Alexandre Ponsin embarked on a family trip in his recently bought used Tesla, a 2021 Model 3. He hoped to enjoy the advertised driving range of the electric sedan: 353 miles on a full charge. However, he discovered the car often provided less than half the promised range, especially in cold weather.
Ponsin received two messages after contacting Tesla and scheduling a service appointment. The first informed him that “remote diagnostics” confirmed his battery was fine, and the second canceled his service appointment.
Tesla had implemented a strategy to deter customers complaining about poor driving range from seeking service for their vehicles.
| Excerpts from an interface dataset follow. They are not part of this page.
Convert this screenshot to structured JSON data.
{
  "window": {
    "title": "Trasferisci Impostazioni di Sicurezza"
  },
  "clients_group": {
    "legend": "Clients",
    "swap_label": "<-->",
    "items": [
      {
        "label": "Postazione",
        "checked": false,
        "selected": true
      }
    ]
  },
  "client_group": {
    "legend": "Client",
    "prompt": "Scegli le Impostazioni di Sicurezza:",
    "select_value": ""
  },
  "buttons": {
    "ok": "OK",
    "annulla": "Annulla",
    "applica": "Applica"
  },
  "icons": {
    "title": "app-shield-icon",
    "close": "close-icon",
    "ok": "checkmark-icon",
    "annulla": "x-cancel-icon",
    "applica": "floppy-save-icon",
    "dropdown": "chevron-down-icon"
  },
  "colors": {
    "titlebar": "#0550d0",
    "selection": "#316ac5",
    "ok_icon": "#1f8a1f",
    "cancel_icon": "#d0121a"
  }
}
Last summer, a “Diversion Team” was created in Las Vegas to cancel as many range-related appointments as possible.
According to insiders, the Austin, Texas-based electric vehicle manufacturer launched the team because of an overwhelming number of appointments from owners who were disappointed with the vehicle’s performance compared to the advertised estimates. Employees celebrated canceled appointments by muting their phones and hitting a metal xylophone, which often triggered applause.
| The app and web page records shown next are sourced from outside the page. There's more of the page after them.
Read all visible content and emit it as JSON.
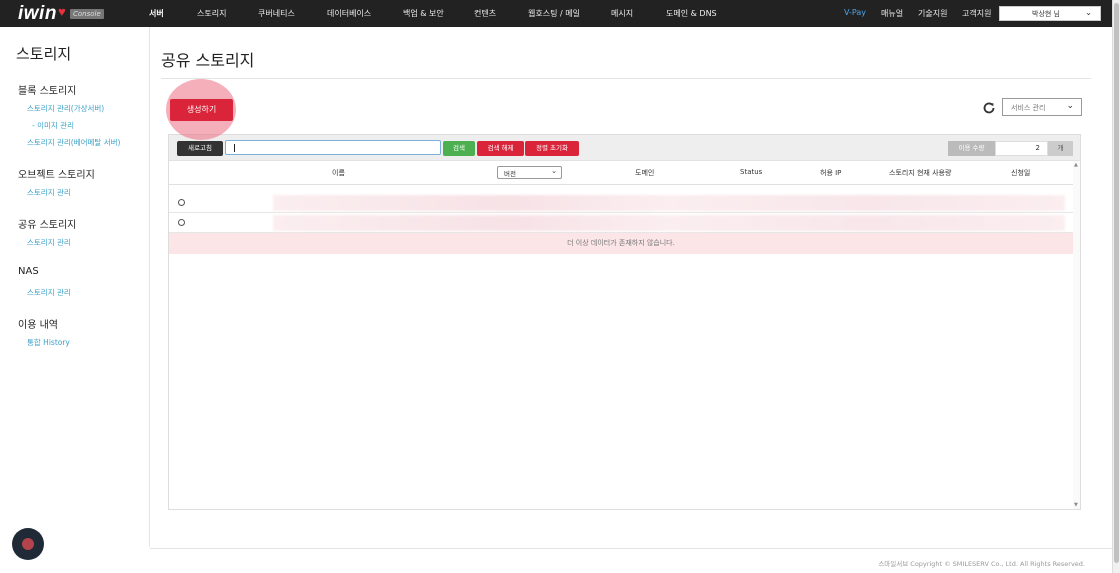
{
  "nav": {
    "logo": "iwin",
    "console_badge": "Console",
    "menu": [
      {
        "label": "서버",
        "active": true
      },
      {
        "label": "스토리지"
      },
      {
        "label": "쿠버네티스"
      },
      {
        "label": "데이터베이스"
      },
      {
        "label": "백업 & 보안"
      },
      {
        "label": "컨텐츠"
      },
      {
        "label": "웹호스팅 / 메일"
      },
      {
        "label": "메시지"
      },
      {
        "label": "도메인 & DNS"
      }
    ],
    "vpay": "V-Pay",
    "right_links": [
      "매뉴얼",
      "기술지원",
      "고객지원"
    ],
    "user": "박상현 님"
  },
  "sidebar": {
    "title": "스토리지",
    "sections": [
      {
        "heading": "블록 스토리지",
        "links": [
          "스토리지 관리(가상서버)",
          "- 이미지 관리",
          "스토리지 관리(베어메탈 서버)"
        ]
      },
      {
        "heading": "오브젝트 스토리지",
        "links": [
          "스토리지 관리"
        ]
      },
      {
        "heading": "공유 스토리지",
        "links": [
          "스토리지 관리"
        ]
      },
      {
        "heading": "NAS",
        "links": [
          "스토리지 관리"
        ]
      },
      {
        "heading": "이용 내역",
        "links": [
          "통합 History"
        ]
      }
    ]
  },
  "main": {
    "title": "공유 스토리지",
    "create_button": "생성하기",
    "service_select": "서비스 관리",
    "toolbar": {
      "refresh_button": "새로고침",
      "search_value": "",
      "search_button": "검색",
      "clear_button": "검색 해제",
      "sort_reset_button": "정렬 초기화",
      "qty_label": "이용 수량",
      "qty_value": "2",
      "qty_unit": "개"
    },
    "table": {
      "columns": [
        "이름",
        "버전",
        "도메인",
        "Status",
        "허용 IP",
        "스토리지 현재 사용량",
        "신청일"
      ],
      "version_select": "버전",
      "rows": 2,
      "empty_message": "더 이상 데이터가 존재하지 않습니다."
    }
  },
  "footer": {
    "copyright": "스마일서브 Copyright © SMILESERV Co., Ltd. All Rights Reserved."
  },
  "colors": {
    "brand_red": "#d9243a",
    "search_green": "#4caf50",
    "link_blue": "#3aa0c8",
    "nav_bg": "#222222"
  },
  "icons": {
    "refresh": "refresh-icon",
    "chat": "chat-icon",
    "chevron": "chevron-down-icon"
  }
}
The company calculated that every canceled appointment saved Tesla around $1,000 and eased the workload on service centers. Instead, the company inflated customer expectations by overpromising the driving range of its cars.
The software Tesla used showed optimistic range projections with a fully charged battery. The estimates were more realistic once the battery dropped below 50 percent charge. A safety buffer of 15 miles was incorporated to prevent drivers from being stranded even when the display indicated an empty battery.
Tesla CEO Elon Musk drove the initiative to present these optimistic range estimates. These methods of inflating in-dash range-meter projections and setting up a range-complaints diversion team have not been reported before.
The driving range is one of the consumers’ main advantages when buying electric cars. “Range anxiety” – the fear of depleting the battery before reaching a charging point – has been a significant barrier to increasing electric vehicle sales.
South Korean regulators fined Tesla earlier this year for delivering vehicles performing at half the advertised range, especially during operation in frigid temperatures.
Further, a study by Recurrent, a Seattle-based EV analytics company, found Tesla’s range meters consistently overestimated the distance that the car could travel, ignoring significant factors affecting the driving distance, such as temperature. In contrast, other automakers’ battery distance range indicators, like those in Chevrolet Bolt, Ford Mustang Mach-E, and Hyundai Kona, were more accurate.